Conclusion: It was there before concluding 2 ounces of nuts daily instead of a high carbohydrate food improved both blood sugar levels and cholesterol in Type 2 diabetics.
Fat molecules are made up mostly of carbon and hydrogen, and those with the most hydrogen are those that can clog up your arteries. The monounsaturated and unsaturated fats are the ones with the least amount of hydrogen, and they tend to be liquid at room temperature. Vegetable oils stay liquid at room temperature, while butter and lard are solid.
Fats are among the three macronutrients our bodies need. (The other two are carbohydrates and proteins). They are needed for:
- storage of fat-soluble vitamins, such as vitamins A and E,
- help with nerve construction,
- form part of the cell membrane,
- are used for making hormones,
- play a part in immune function, and
- may be involved in production of endorphins, substances that help us cope with pain.
Fats can be problematic when they help to cause obesity and clog the arteries. Although monounsaturated and polyunsaturated fats are high in calories and should not be eaten with abandon, they can be helpful for keeping arteries open and blood sugar levels under control.
Most nuts contain unsaturated oils: Which nuts are best?
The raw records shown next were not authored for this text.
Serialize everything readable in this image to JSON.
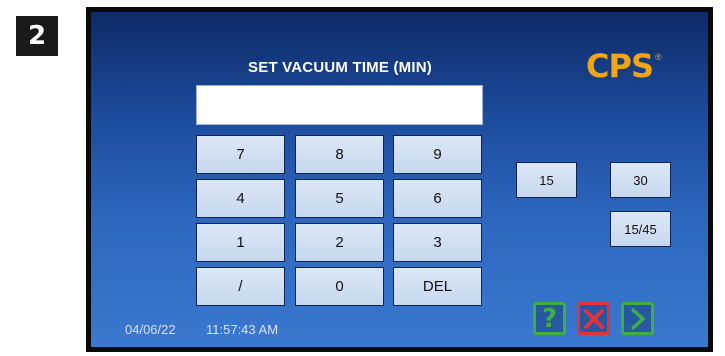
{
  "step_number": "2",
  "screen": {
    "title": "SET VACUUM TIME (MIN)",
    "entry_value": "",
    "keypad": {
      "k7": "7",
      "k8": "8",
      "k9": "9",
      "k4": "4",
      "k5": "5",
      "k6": "6",
      "k1": "1",
      "k2": "2",
      "k3": "3",
      "kslash": "/",
      "k0": "0",
      "kdel": "DEL"
    },
    "presets": {
      "p15": "15",
      "p30": "30",
      "p1545": "15/45"
    },
    "logo": {
      "text": "CPS",
      "reg_mark": "®"
    },
    "actions": {
      "help": "?",
      "help_icon": "question-icon",
      "cancel_icon": "close-icon",
      "next_icon": "chevron-right-icon"
    },
    "footer": {
      "date": "04/06/22",
      "time": "11:57:43 AM"
    }
  },
  "colors": {
    "logo": "#f0a416",
    "help_green": "#3cb043",
    "cancel_red": "#e0343a",
    "key_face": "#d2e0f2",
    "screen_top": "#0d2a66",
    "screen_bottom": "#3a79d0"
  }
}
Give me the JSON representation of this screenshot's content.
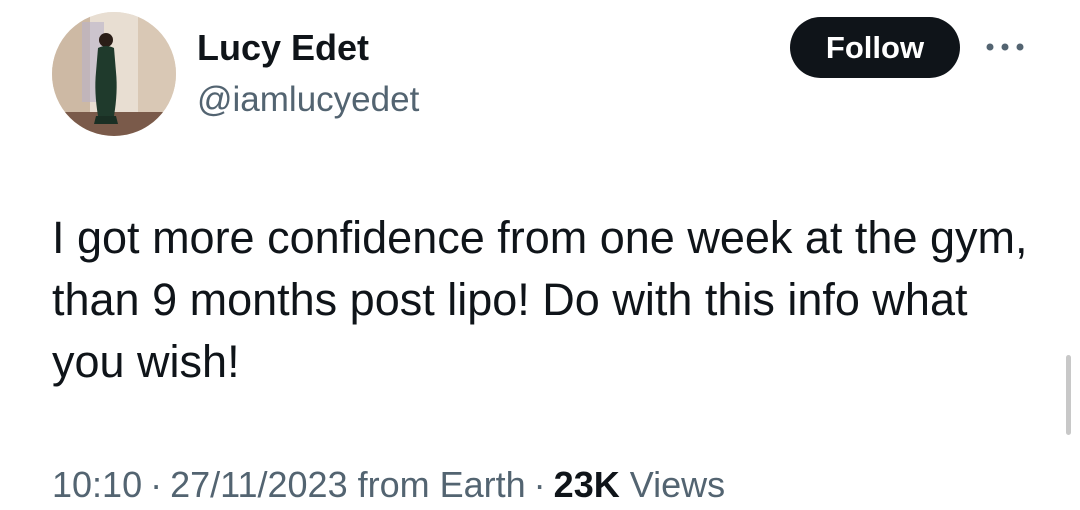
{
  "author": {
    "name": "Lucy Edet",
    "handle": "@iamlucyedet"
  },
  "follow_label": "Follow",
  "more_icon": "more-horizontal-icon",
  "tweet": {
    "text": "I got more confidence from one week at the gym, than 9 months post lipo! Do with this info what you wish!"
  },
  "meta": {
    "time": "10:10",
    "separator": "·",
    "date": "27/11/2023",
    "source": "from Earth",
    "views_count": "23K",
    "views_label": "Views"
  },
  "colors": {
    "text_primary": "#0f1419",
    "text_secondary": "#536471",
    "button_bg": "#0f1419",
    "button_text": "#ffffff",
    "background": "#ffffff"
  }
}
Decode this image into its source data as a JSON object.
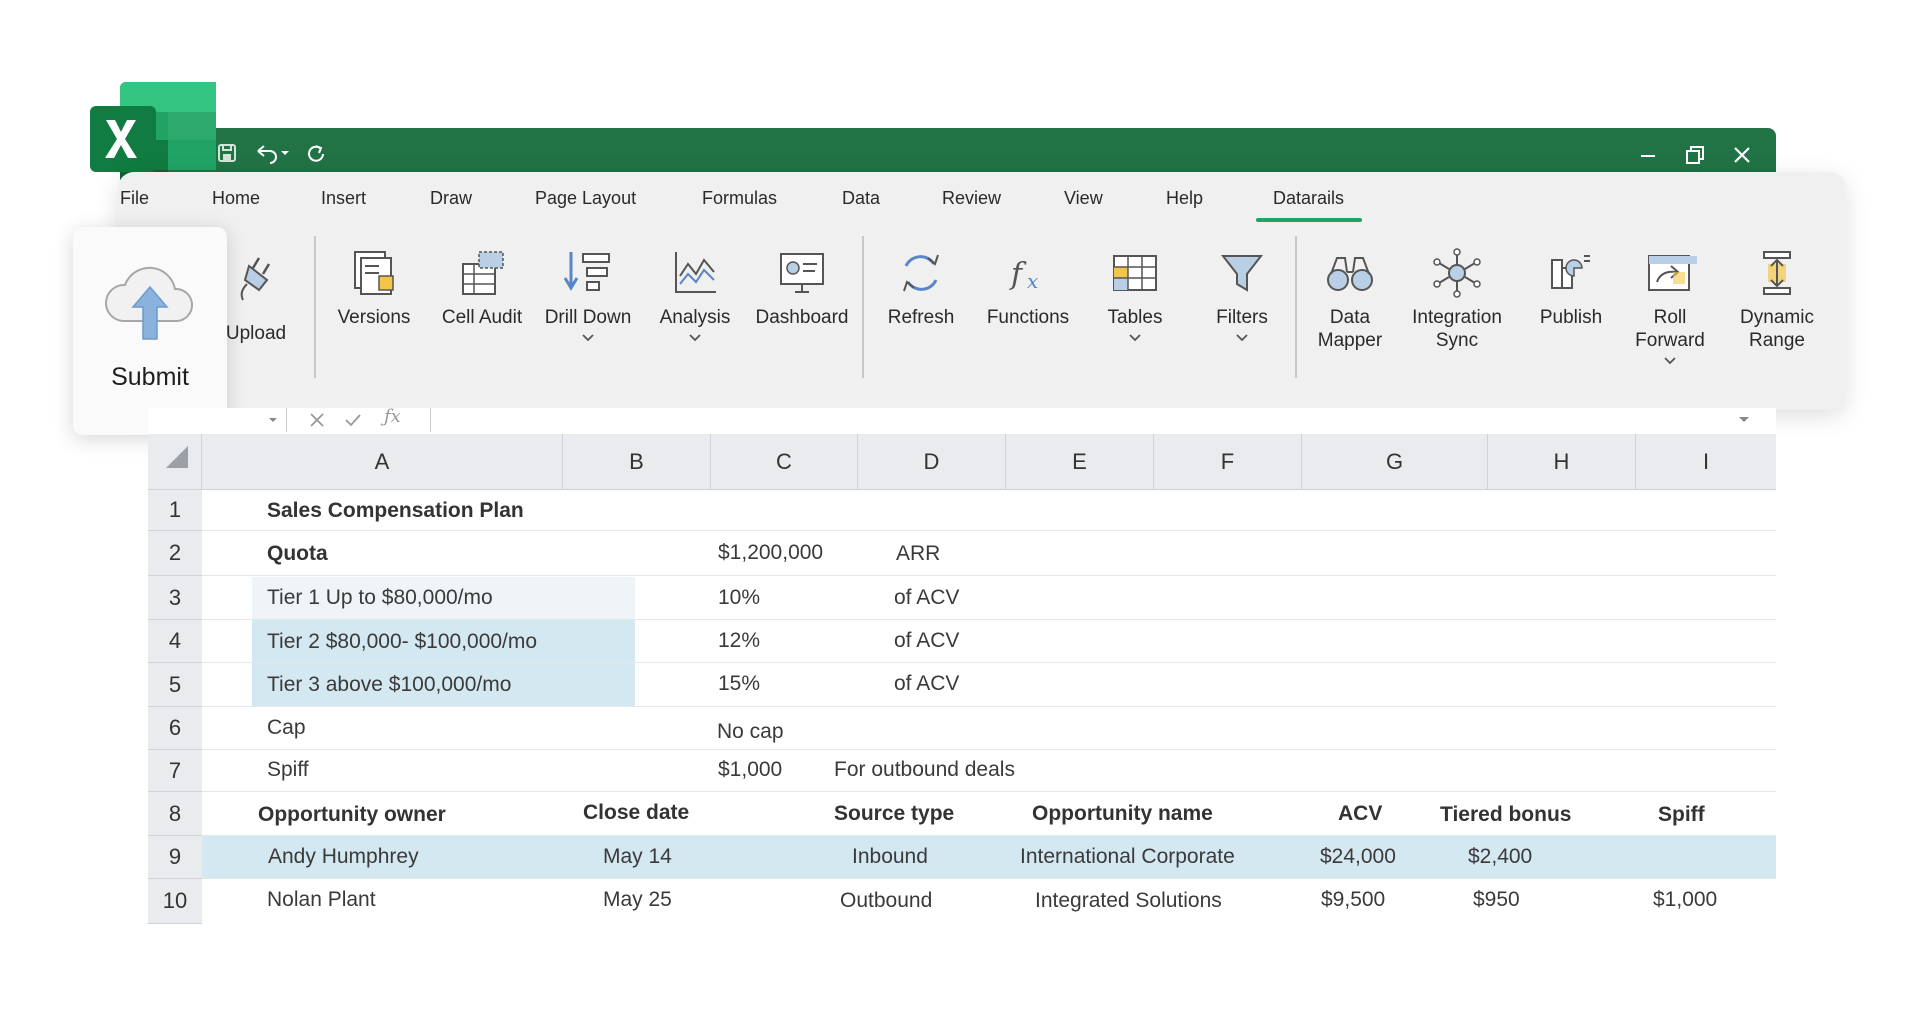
{
  "ribbon": {
    "tabs": [
      "File",
      "Home",
      "Insert",
      "Draw",
      "Page Layout",
      "Formulas",
      "Data",
      "Review",
      "View",
      "Help",
      "Datarails"
    ],
    "active_tab": "Datarails",
    "buttons": {
      "upload": "Upload",
      "versions": "Versions",
      "cell_audit": "Cell Audit",
      "drill_down": "Drill Down",
      "analysis": "Analysis",
      "dashboard": "Dashboard",
      "refresh": "Refresh",
      "functions": "Functions",
      "tables": "Tables",
      "filters": "Filters",
      "data_mapper_1": "Data",
      "data_mapper_2": "Mapper",
      "integration_sync_1": "Integration",
      "integration_sync_2": "Sync",
      "publish": "Publish",
      "roll_forward_1": "Roll",
      "roll_forward_2": "Forward",
      "dynamic_range_1": "Dynamic",
      "dynamic_range_2": "Range"
    },
    "accent_color": "#21a366"
  },
  "submit_card": {
    "label": "Submit"
  },
  "sheet": {
    "columns": [
      "A",
      "B",
      "C",
      "D",
      "E",
      "F",
      "G",
      "H",
      "I"
    ],
    "rows": [
      "1",
      "2",
      "3",
      "4",
      "5",
      "6",
      "7",
      "8",
      "9",
      "10"
    ],
    "r1": {
      "a": "Sales Compensation Plan"
    },
    "r2": {
      "a": "Quota",
      "c": "$1,200,000",
      "d": "ARR"
    },
    "r3": {
      "a": "Tier 1 Up to $80,000/mo",
      "c": "10%",
      "d": "of ACV"
    },
    "r4": {
      "a": "Tier 2  $80,000- $100,000/mo",
      "c": "12%",
      "d": "of ACV"
    },
    "r5": {
      "a": "Tier 3 above $100,000/mo",
      "c": "15%",
      "d": "of ACV"
    },
    "r6": {
      "a": "Cap",
      "c": "No cap"
    },
    "r7": {
      "a": "Spiff",
      "c": "$1,000",
      "d": "For outbound deals"
    },
    "header": [
      "Opportunity owner",
      "Close date",
      "Source type",
      "Opportunity  name",
      "ACV",
      "Tiered bonus",
      "Spiff"
    ],
    "records": [
      [
        "Andy Humphrey",
        "May 14",
        "Inbound",
        "International Corporate",
        "$24,000",
        "$2,400",
        ""
      ],
      [
        "Nolan Plant",
        "May 25",
        "Outbound",
        "Integrated Solutions",
        "$9,500",
        "$950",
        "$1,000"
      ]
    ]
  },
  "colors": {
    "titlebar": "#217346",
    "row_highlight": "#d4e8f2"
  }
}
Hazelnuts and almonds are lowest in saturated fat, with macadamia and hazelnuts being the highest in monounsaturated fat. Macadamia nuts and pistachios are highest in fiber, while walnuts score highest where omega-3 fatty acids are concerned.
- a one-ounce serving of almonds has 8.6 grams of monounsaturated fat, 3.4 grams of polyunsaturated fat, and only 1.0 gram of saturated fat.
- an ounce of walnuts has 2.5 grams of monounsaturated fat, 13.3 grams of polyunsaturated fat and only 1.7 grams of saturated fat.
- one ounce of pistachio nuts has 6.8 grams of monounsaturated fat, 3.9 grams of polyunsaturated fat, and only 1.6 grams of saturated fat.
- an ounce of mixed nuts, including peanuts, provides 8.8 grams of monounsaturated fat, 3.0 grams of polyunsaturated fat, and only 1.9 gram of saturated fat.
So, go ahead … get nutty!